I probably short-changed this story because it was last and after “The Winged Leopard” I just wanted to finish the book. The concept of the story and the tale it tells seemed interesting, but I ended up skimming/skipping large chunks of it. I think it probably deserves a closer read than I gave it, but I just didn’t have the energy to. I think what I liked about the story was that it was a happy ending without being a happy ending. My biggest complaint was that the names were awful.


Book Review: Zero at the Bone

Zero at the Bone by Jane Seville

If left to my own devices, I probably wouldn't have read this book. As a mystery/action novel, it isn't my usual genre, and “gay for you” is not my favorite type story. As it happens, this was the July novel for my one book group and after debating briefly with myself, I bought the book, because the purpose of me joining this group was to try new things.

What I liked:

Plot: Strong, well thought out, complex. There were multiple characters doing work in the background, even the a large portion of the book involved the two men being stuck together in hiding. Everything was also wrapped up nicely so we weren't left wondering about anything.

Sex: A good balance. Not too much, both in quantity and in description. Was well fit into the story and didn't disrupt the flow. Never felt like a scene was forcing sex just to have sex in it.

Characters: Everyone had good depth. There were good relationships (outside of the pairing) and interactions. People grew, changed, and learned.

What I didn't like:

Ending: I didn't feel like the novel had an ending so much as a teetered off telling of their lives. The main action happens, then a chunk of time follows and then the falling action happens. I understand the need for this and was content to have this delay before everything finished up. However, after the ending there was still 2 chapters after what I consider to be the end (one chapter and one epilogue). They were interesting, but bogged down the ending from a nice clean cut to a meandering (which is explained by the fact that she was short stories involving these characters, which is what the last two chapters feel like.

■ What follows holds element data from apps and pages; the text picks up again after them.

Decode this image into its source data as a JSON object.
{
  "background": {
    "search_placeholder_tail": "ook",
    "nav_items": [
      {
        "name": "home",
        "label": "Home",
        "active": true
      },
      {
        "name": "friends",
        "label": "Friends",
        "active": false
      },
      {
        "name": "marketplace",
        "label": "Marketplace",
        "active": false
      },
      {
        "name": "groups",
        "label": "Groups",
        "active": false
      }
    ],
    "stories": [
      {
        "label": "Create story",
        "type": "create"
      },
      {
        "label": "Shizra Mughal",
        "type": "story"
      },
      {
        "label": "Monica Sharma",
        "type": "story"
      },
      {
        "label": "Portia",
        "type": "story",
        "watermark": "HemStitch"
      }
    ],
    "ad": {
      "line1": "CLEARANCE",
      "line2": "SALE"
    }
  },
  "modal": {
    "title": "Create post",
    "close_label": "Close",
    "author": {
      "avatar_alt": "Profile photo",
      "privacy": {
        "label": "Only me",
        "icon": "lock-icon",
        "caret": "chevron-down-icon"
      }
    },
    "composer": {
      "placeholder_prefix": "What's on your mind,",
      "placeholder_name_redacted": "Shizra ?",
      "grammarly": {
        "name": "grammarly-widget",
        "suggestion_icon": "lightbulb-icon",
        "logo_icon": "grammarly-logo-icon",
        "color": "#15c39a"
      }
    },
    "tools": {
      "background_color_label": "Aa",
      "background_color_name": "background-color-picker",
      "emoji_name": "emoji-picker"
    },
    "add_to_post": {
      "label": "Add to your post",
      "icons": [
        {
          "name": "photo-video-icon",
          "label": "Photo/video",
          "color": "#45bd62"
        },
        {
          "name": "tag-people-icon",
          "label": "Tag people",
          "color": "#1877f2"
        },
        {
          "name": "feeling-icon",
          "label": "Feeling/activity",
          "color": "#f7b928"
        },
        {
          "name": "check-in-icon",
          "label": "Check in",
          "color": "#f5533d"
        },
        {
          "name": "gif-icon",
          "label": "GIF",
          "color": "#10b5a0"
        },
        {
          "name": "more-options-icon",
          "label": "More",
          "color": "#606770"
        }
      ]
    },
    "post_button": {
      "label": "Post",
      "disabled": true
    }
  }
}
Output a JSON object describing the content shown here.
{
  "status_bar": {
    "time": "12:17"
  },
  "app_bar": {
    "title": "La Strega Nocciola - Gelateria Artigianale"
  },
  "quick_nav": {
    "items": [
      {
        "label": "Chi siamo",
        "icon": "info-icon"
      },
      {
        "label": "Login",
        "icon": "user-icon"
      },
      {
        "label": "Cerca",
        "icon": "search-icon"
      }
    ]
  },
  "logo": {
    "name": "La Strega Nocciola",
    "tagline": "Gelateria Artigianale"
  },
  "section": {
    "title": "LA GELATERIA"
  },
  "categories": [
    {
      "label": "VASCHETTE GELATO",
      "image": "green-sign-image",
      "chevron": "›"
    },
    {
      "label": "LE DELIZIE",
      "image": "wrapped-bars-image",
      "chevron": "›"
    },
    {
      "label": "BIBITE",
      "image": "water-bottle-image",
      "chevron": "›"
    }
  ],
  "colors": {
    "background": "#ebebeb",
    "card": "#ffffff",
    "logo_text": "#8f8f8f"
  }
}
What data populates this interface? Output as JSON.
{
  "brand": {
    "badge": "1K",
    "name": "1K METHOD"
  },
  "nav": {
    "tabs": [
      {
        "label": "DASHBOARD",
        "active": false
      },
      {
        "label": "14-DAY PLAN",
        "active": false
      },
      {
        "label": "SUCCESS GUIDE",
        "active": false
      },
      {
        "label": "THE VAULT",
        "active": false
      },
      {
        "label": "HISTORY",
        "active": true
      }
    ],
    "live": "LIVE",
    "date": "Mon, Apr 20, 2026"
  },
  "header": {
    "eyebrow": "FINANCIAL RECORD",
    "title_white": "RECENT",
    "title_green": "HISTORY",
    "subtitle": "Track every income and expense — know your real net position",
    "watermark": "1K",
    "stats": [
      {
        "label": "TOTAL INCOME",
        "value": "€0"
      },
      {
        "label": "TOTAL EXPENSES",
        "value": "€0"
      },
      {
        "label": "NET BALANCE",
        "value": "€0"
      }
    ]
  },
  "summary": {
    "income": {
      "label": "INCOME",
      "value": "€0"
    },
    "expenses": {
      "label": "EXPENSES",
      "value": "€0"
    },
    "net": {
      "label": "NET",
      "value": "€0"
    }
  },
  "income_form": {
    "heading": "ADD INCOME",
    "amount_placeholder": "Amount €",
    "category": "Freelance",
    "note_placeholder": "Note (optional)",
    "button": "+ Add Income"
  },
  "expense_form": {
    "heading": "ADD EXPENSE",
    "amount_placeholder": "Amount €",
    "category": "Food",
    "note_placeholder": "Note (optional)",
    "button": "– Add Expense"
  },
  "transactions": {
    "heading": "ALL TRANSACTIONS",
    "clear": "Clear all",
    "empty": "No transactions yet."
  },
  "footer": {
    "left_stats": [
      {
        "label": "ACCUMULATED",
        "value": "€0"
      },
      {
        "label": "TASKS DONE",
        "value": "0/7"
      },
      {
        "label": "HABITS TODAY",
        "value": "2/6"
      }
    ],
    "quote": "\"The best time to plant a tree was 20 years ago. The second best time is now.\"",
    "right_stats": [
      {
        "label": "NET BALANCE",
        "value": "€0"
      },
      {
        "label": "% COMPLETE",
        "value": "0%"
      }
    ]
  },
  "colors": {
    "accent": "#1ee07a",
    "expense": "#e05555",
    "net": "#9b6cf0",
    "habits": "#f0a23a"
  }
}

Relationship: Sudden. I'm not against their relationship, and I'm glad they get together, but the actual event felt sudden. I could see things forming a little on at least one side, but the abruptness still felt forced. Like, “I'm getting too far into the book, need some action to happen now.” But once it was started, things paced well.


Enjoyable. I'd recommend this to people in the genre (M/M) and even those outside of it, assuming they don't mind gay sex (although I'd probably recommend skipping the last two parts, unless they want more gay sex).